Tuesday, January 19, 2021
* noted as presenting author
Wan-Yi Chen, Professor, West Chester University, West Chster, PA
Gwenelle O'Neal, Professor, West Chester University of Pennsylvania
Background and Purpose:

To date, less than 14% of social work field practicums in Graduate Social Work Department involve practice with organizations, communities, and policy analysis, a set of professional competencies including resource development, managing service programs and organizations, community outreach, policy analysis, and program evaluation, known collectively as “macro” practice. Despite the interest expressed by our student population in Philadelphia, there is currently limited capacity in community agencies to provide these learning opportunities. Under-resourced community agencies focused on direct service provision to clients may lack the staffing and time to design and oversee macro practice projects. Smaller advocacy-oriented organizations may focus on macro practice activities but lack the MSW staff person required to oversee a GSW student practicum. Students then lose venues for experiential learning of important professional competencies and opportunities to synthesize personal experiences, classroom theory, and professional practice. Tremblay and Hall (2014) report that community-university partnerships provide evidence that pooling resources, skills and creativity result in the co-construction of new knowledge.
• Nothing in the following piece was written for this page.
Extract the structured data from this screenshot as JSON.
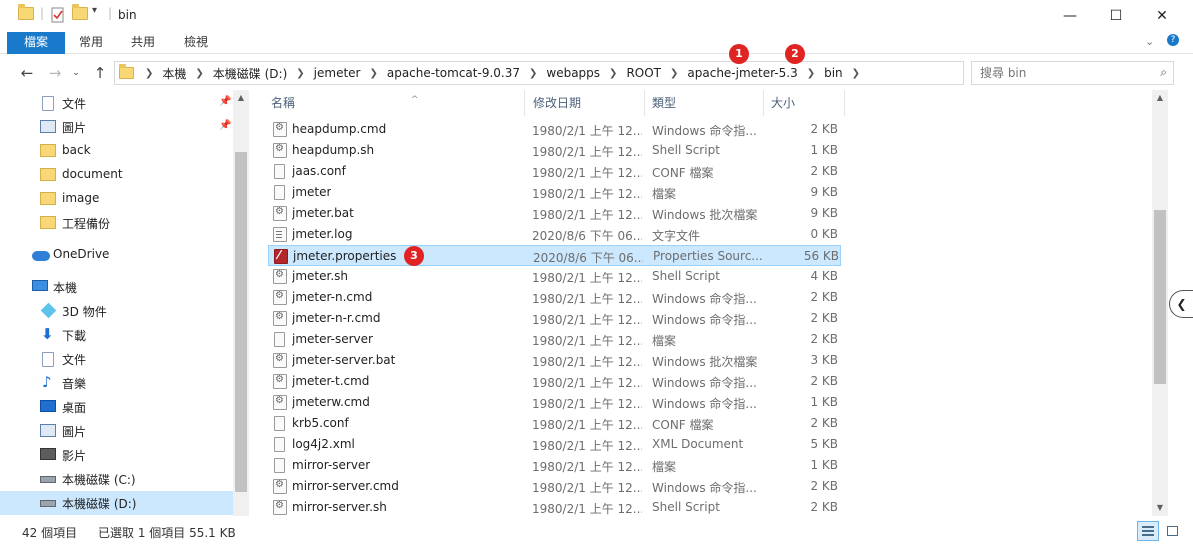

An outreach effort to strengthen community-university partnerships was deployed via initiating a needs assessment survey on current macro practice and challenges among our field agencies in Philadelphia (from the recent 2 years) in fall 2019 (N=387). Sixty-seven field instructors participated in the survey. We used SPSS to analyze this survey data. This information has guided the development of discussion questions for two focus groups in the format of “community forums”. These community forums are planned to assist agencies to establish priorities regarding their areas of concerns, knowledge and skills needed for macro policy and community practice, while working with social work interns in the agency settings.


Survey results showed field instructors emphasized assistance needed from social work interns for community asset development (78.94%) and community education events for community practice (71.0%). For organizational practice, networking with other professional organizations (70.3%) and funders (69.23%) were identified as the prioritized areas. Voter registration (70%) was identified as the area needed assistance for policy and advocacy practice.

During the focus group sessions, community staff (of various professional disciplines) and students were engaged in conversations on how social work students may help agencies provide outreach to service users. Concerns about technical assistance needed for community agencies were discussed. Faculty provided resources relevant to survey results to facilitate the professional development of community staff and students. Mechanisms for future technical assistance were discussed.

Subsequent student forums were conducted on campus to help students incorporating agency input into their planning for their practicum experience.

Conclusions and Implications:

The process of project identification and design through the focus group method provided a unique “experiential learning” opportunity for students who join the community forums to observe and learn first-hand about engaging stakeholders in a macro social environment.

This project resulted in additional inquiries about taking social work interns from social service agencies that did not have any previous field affiliation with the MSW program. This community outreach effort from the MSW program has proven to be a crucial step toward program sustainability.